It’s a month since I wrote about Mary, aka “TB Baby”. Sadly there is still no reprieve for this deteriorating almost-6-month-old. She remains untreated and dangerously unwell at home. Her weight is perilously stagnant, with no weight gain for over 3 months. She is now developing other symptoms related to her suppressed immune system caused by severe malnutrition, such as diarrhoea caused by inflamed intestines and skin abscesses caused by her body’s inability to fight exposure to skin bacteria. The only reason that she is being left in this appalling condition without treatment, is that she is poor. If a wealthy baby, or even a baby in a wealthy country with low TB prevalence and a functional health system, presented so severely malnourished with respiratory symptoms unresponsive to standard antibiotics, appropriate TB treatment would have been made immediately available. Especially when a four year old sister, suffering lifelong neurological consequences from TB Meningitis provides evidence of recent family exposure to TB.

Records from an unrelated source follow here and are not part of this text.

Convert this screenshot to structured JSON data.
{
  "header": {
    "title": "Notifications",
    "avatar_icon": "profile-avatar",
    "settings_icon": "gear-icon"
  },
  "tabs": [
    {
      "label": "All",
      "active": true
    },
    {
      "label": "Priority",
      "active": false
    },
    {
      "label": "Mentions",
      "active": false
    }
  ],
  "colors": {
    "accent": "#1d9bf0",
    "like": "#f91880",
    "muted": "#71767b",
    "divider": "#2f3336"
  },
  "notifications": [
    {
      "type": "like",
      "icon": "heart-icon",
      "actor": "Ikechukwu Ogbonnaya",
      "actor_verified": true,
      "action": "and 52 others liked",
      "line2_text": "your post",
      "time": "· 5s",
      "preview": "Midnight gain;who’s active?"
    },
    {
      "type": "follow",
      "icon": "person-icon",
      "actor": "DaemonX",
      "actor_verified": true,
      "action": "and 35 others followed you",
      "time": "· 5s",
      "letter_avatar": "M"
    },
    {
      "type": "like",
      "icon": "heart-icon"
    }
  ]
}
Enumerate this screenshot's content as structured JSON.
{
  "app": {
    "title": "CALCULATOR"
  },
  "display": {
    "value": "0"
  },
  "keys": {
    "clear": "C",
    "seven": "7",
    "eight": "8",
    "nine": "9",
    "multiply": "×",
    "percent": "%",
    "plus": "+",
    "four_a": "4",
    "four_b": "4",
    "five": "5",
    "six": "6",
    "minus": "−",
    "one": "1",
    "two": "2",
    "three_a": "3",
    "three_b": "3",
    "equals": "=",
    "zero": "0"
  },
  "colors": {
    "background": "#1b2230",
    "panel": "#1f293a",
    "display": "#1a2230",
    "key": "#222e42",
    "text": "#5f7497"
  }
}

Sadly though, when you are poor, you have to jump through a million hoops if you want to access even the most basic health care.
I will write about it properly soon, when I can collect my thoughts on the entire horrific situation and hopefully when we’ve come up with some sort of solution before it’s too late. This post is just a brief update.
This photograph, taken on one of many difficult days, shows a tiny portion of the queue at 4am outside one of Cambodia’s only “free” hospitals for children, known as Kunthak Bopha. People travel from across the country to attend this hospital with their sick children in order to access care without incurring the crippling debt that most Cambodian patients end up with. Mary and her mother arrived at 4am in order to get a place in the queue which reportedly stretches many blocks everyday. They were able to enter the triage area eight hours later, and were seen almost 11 hours after arrival. At which time she had a five minute consult, was given another course of standard antibiotics and sent home. Her TB-affected sister was present for the appointment. When her TB history was explained to the doctor, her mother was berated with “you should have brought her to see us before she ended up in this condition”! Whilst simultaneously sending her obviously-TB-affected baby sister away!
Another, earlier instance, was the day Mary and her mother attended Kunthak Bopha Hospital for perhaps her first presentation with respiratory symptoms. With assistance of an Australian Nutritionist advising from afar, myself and my Cambodian colleague had spent hours training Mum in how to make the baby’s bottles, which can be complicated without training and even more so when you are not literate. The correct amount of water should be added to the bottle first, then the corresponding number of scoops of formula powder based on instructions on the can. Due to her illiteracy we prepared diagrammatic instructions based on the correct information from the specific formula can, with amounts per bottle and numbers of bottles per day confirmed by the Nutritionist, which she was following. She came home from hospital having been told “the reason your baby is sick is that you are not making the bottles properly”. Then a set of instructions so wrong that I could barely believe what I was hearing.
After telling her that following our instructions was the reason her baby was sick, she was instructed to fill the bottle to the number on the right (eg 50) with formula powder, then top it up to the corresponding number on the left (eg 2), with water. Fearing further rebuke and confused by the contradictory information, Mum followed these instructions until she could meet with us a few days after discharge. At that time she informed us what she’d been told to do – and was therefore currently doing – and asked “why is she vomiting a lot?”. Luckily the trusting relationship she has with my colleague meant that further reassurance and reinforcement from us was enough to convince her to revert to our instructions.
These are examples of the levels of “care” that poor patients can expect to receive, the contradictory information they constantly have to navigate and the multiple presentations that they have to make to health services under challenging circumstances.
My colleague in Cambodia, yesterday, during discussions about our repeated attempts to obtain TB medications for a baby who is in effect, dying of TB, described the lives of the world’s most impoverished as:
Ordinary people living under extraordinary circumstances and pressures that we cannot begin to imagine
When we have some sort of resolution to Mary’s illness I will try to post a full article about the experience and outcome.